[C lie wants to sail the hounding
billow I know of a lake captain
who will take him on, a trip from
Detroit to Saginaw, and itf he can't
ure him in jurt one voyage no
I)ody else need try.
Sit down and talk to your boys
as6 Vou would youri' brothier. Don' t'
bulldoze because you happen to be
his father and have the bulge on
him. Argue and reason. Dont ex
peCt to make assertions and have
hin Iswallow them as gospel truths
IInless 4 haV 'backing. 'each
him what to avoirl and what to

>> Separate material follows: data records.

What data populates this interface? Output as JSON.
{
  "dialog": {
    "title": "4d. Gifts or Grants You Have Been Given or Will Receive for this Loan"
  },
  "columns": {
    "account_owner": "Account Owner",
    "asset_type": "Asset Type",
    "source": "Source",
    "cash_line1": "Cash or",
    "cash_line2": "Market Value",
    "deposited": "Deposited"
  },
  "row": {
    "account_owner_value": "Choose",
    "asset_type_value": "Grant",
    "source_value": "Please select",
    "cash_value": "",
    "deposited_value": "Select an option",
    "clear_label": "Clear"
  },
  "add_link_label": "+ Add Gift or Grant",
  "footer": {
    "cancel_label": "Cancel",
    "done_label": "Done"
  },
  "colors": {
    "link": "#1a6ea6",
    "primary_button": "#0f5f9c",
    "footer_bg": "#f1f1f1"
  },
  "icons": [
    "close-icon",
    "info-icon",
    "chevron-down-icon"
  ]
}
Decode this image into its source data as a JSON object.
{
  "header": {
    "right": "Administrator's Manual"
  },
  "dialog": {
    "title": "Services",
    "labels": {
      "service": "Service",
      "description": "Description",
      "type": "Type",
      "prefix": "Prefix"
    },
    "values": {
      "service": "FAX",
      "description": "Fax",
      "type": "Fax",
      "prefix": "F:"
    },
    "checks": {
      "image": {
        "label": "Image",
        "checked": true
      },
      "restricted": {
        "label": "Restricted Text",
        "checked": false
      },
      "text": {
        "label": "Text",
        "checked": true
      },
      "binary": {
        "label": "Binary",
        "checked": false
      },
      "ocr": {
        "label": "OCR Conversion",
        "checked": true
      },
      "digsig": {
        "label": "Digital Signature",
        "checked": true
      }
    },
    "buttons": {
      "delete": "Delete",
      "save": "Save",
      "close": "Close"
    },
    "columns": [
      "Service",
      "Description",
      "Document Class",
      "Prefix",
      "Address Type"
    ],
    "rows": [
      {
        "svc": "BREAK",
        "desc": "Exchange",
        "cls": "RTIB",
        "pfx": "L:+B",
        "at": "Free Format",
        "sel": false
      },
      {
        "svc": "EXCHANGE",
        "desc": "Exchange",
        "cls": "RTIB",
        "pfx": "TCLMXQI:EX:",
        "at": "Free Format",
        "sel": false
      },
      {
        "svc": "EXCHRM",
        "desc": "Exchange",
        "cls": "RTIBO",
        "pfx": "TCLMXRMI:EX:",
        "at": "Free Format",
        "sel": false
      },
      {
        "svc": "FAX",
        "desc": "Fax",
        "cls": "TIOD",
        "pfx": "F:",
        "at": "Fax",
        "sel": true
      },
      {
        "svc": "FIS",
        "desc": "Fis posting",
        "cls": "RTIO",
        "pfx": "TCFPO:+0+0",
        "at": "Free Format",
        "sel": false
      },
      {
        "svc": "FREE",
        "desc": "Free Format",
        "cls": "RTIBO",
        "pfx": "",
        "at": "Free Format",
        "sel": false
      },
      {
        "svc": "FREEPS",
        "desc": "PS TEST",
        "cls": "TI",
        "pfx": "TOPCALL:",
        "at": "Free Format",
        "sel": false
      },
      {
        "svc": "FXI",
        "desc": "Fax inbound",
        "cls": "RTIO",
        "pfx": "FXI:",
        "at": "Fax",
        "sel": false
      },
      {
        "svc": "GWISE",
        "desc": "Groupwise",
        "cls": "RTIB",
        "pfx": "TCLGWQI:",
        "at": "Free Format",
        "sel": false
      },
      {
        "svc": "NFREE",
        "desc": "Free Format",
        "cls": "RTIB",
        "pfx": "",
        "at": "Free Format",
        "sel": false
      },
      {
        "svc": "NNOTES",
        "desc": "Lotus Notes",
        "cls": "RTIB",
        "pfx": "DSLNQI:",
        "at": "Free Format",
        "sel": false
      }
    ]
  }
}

cultivate nd turn him loose for a
while. I f lie se(ks the; good he
has the riIht illstillets; if" lie rnils
after the ha(d, don't walk him into
the woodshed for a polndintg until
you have asked yourtselft if doesn't
come natural by that failing.-M.
Quad,in Detroit Free Press.
W.T . Gaolny, our Foreinial aii
Publisher, is aut horized to receive aii
lef*c1ipt for smubs)cription-,s. J(A) work and
adveiseenits for Trn~ Mu'>SENGEm.~
A PR IZ E. pj"!:trt
a1 receive freea Costly box of go)od.
which will help you to motre mener1WY
right away thani anwything else ili0
world. Allof eitlher se x,suceed from
first houir. The broml 1i l rond 1() to' or t
openls hefore the workers, absolut l
sure. At onlce dir TRUK &' (:O.
Aiigita Ma ie. ma v 23 v
Marble and Granits
MON NUMI ENTS,
Greenville, S. C.
Mar 23 1 v
No Patent No Pay.
Obtaie fo Meyhnia DiCesCm
Alltpre liiy e a iatio - asI 1 IS
ortntuiigt.y oftir inetions.L l''rel.Or
aid r ObU t in Paet, i et
DRS. EA RLE & BRUC,
Easley, S. C.
O iEr ins Cahi prfeoa Iios rvic
t the surrulu ba ouln t r
Oct I8-t f
Ealey, S. C.,
by iei thesingle barel at h vry~('
(itizens of Eatsley, S. C.
1AVE_ YOU HEARD
of that Cheap
Dry Goods Iotse
GREVVlI4LL, S. C?
F NO T, T1IIS -N0
tiee is to let you know
where you can save mionv.
ID0 I Tr
1clieve one wvord of the re
port-, but gi ve themn a call
and see f yourselves.
20 y ds. Les t Shirting for $1
20 yds. good Lawn for $1.
1.D yd . DrI'e-ss (oods for $1
All other Goods as Cieap1
Stra de! & Barr.
FOR THE NEXT FORTY DAYS
RIU~lNSON & WYAT!
Will sell aIt. tHew ES ie
the reintainder of their Full
and- Wintel. stoCk of' gn)OdS.,
.N1 tons, Glothing' ,
SHP ING ST(O CKT.
lif' of (choe (rovei es'I(. TbIneo, e..
t o sell If) youi i low prie' -u-o detsreI.
EASLEY, S. C.
COMIC ONE, COME AUL
N I) furnis you llouses in) (leg-m1 I
. siyelfo Sti uiner wvith Ia hit.,.*
I line of Beds~t ends5, NlattIre~Ses, Ja
rean . ~.'jTables., St mds (, (Cha~i rs, R oe s.
&, tde. . genieral assoruniene
ingon he aJls. Alo onl h:ni, ail il.
(of cabLlinet, pr'omien:ule, panll:niii e'i r~
.%ize, phoItograph~l fr~a 's, all ini ari.is't ic
ste. .Alwa~ys onl itauni a full lin' of
UNDIERTAK ER'S SUPLIES.
Burial Robes for eac(h x, all <ina~ulit les~
aml pr(~ ices. Rea( ly at all hourI s Io) wait
uiponi CIIstomers. Coflins truinniuu ini
anyJ stle', anI(I whleni so desired,~ WIll h
trinnneil(' ane hi ppe11Jj)'l 1 io ' ny pin oia
Tl1hkinig youI for pa'st fauvors. :t unI
Res~p(et~ fully yours, 1l*
A. M. RUNION.